By Jacqueline Maclaurin
Viticultural Technician, Wither Hills
Well what a season… as we hold our breath waiting for the endless summer to end, we anticipate the harvest of twenty thirteen.
The blocks are looking fantastic – with the end of February came the end of a busy few months – final leaf plucking, colour thinning and nets put on, just some of the tasks that have been keeping everyone busy.
The season has been a low pressure botrytis season to date, although powdery mildew has shown up in a number of blocks this season, both present on leaves and bunches. Due to the pressure of this we decided to tighten up our organic spray programme – a seven day sulphur (3.5kg/ha) and protector (500ml/100L) programme to protect new growth. The final spray was the 14th February prior to nets going on. Some powdery mildew has still shown up on new growth, but the levels are not of any concern.

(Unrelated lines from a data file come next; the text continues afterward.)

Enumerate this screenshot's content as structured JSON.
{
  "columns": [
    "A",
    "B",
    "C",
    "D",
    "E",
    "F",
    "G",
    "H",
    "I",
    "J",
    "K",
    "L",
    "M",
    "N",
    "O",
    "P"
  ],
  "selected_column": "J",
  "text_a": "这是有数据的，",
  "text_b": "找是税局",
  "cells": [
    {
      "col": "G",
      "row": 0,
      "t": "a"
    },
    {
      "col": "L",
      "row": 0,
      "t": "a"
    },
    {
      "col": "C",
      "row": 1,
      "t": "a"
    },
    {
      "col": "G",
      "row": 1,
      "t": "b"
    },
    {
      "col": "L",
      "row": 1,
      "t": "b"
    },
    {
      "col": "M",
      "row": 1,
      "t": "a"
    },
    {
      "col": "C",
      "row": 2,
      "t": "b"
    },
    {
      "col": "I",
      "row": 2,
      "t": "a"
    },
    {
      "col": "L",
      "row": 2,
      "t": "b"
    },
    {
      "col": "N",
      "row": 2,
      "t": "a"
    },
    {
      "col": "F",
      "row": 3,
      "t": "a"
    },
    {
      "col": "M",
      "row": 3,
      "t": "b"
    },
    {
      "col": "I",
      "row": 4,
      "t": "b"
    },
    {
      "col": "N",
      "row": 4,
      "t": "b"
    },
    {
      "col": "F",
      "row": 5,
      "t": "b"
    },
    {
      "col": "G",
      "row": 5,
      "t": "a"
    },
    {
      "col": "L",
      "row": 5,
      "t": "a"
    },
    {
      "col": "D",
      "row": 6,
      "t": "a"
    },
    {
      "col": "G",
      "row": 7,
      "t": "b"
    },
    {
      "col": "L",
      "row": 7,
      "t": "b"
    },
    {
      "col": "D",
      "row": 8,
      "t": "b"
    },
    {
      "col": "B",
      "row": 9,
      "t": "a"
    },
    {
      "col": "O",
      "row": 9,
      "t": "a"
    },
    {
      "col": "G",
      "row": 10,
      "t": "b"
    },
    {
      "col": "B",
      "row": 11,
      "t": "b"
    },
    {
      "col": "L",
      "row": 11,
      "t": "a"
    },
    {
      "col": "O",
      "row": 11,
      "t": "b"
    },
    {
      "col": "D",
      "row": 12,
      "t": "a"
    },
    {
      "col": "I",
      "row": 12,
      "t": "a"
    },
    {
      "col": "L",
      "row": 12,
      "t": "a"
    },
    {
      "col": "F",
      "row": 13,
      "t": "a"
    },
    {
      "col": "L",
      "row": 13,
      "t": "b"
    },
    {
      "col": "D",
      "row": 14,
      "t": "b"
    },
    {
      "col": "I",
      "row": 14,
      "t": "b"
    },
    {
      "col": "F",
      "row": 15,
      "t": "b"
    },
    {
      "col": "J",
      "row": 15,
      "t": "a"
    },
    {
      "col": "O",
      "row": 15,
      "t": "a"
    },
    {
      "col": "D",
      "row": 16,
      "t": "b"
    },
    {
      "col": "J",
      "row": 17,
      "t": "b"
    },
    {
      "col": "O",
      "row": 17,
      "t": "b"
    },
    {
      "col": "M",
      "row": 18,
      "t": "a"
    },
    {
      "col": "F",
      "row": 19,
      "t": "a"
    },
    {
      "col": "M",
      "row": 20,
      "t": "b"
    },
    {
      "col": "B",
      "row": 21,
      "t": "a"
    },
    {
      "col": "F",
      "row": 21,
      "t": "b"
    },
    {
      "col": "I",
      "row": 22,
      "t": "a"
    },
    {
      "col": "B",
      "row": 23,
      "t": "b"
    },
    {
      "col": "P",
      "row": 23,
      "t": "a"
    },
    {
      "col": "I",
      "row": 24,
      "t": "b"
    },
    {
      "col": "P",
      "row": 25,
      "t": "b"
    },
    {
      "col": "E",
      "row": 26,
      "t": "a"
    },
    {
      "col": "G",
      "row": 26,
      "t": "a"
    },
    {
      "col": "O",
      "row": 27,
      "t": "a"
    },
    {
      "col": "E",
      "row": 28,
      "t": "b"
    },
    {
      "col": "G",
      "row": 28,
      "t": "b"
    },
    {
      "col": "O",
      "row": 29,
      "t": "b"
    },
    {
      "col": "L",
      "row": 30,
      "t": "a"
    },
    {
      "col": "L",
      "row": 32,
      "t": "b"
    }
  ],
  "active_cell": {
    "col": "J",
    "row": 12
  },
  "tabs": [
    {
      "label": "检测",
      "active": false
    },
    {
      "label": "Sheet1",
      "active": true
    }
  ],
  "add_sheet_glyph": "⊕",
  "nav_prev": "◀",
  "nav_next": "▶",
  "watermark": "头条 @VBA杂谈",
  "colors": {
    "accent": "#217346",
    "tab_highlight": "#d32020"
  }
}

Throughout the season the Sauvignon Blanc blocks have shown little difference in growth and timing of development between organic and non-organic regimes, following through to the first berry maturity sample with no difference in Brix levels. The canopy growth may have been marginally slower in the organic block, but no other differences from visual observation have been noted.
This season has again been challenging in managing the Pinot Noir blocks. With a visual difference in vigour this then follows through to crop loading and phenological development. The organic Pinot Noir has been behind the conventional block throughout the season, and the first maturity sample shows a difference of 1.5Brix, despite the organic block carrying a lower crop – 22 bunches per vine as a comparison to 28 bunches per vine in the conventional block.
We will continue to take weekly samples for maturity analysis up to harvest on all blocks and monitor vine health. The most noticeable difference in vine health has been in the Pinot Noir blocks. This season we have tried to focus on our inputs and timing of these, to increase the nutrients available to the vine, and so have given the organic Pinot Noir block an extra boost of nitrogen in the form of Wuxal Amino (5L/ha) as a canopy application on the 15th February.
We will collect soil samples in early May and make a plan for fertiliser inputs over the winter in the form of broadcast hard fert.
For the coming season we are looking at planting a cover crop to increase the vigour in the organic Pinot Noir block. Through discussions with Kiwiseed we have decided on a clover-heavy mix which will also contain grasses and herbs. The clovers to be utilised are crimson, subterranean and red clover. It is hoped that these plants will offer early spring nitrogen, whilst building organic matter in the soil and producing nectar for beneficial insects. Furthermore, plantain and tall fescue have been selected for their drought resistance and activity during winter. In addition a low rate of rye grass will be sown to help build the organic matter and build diversity into the sward.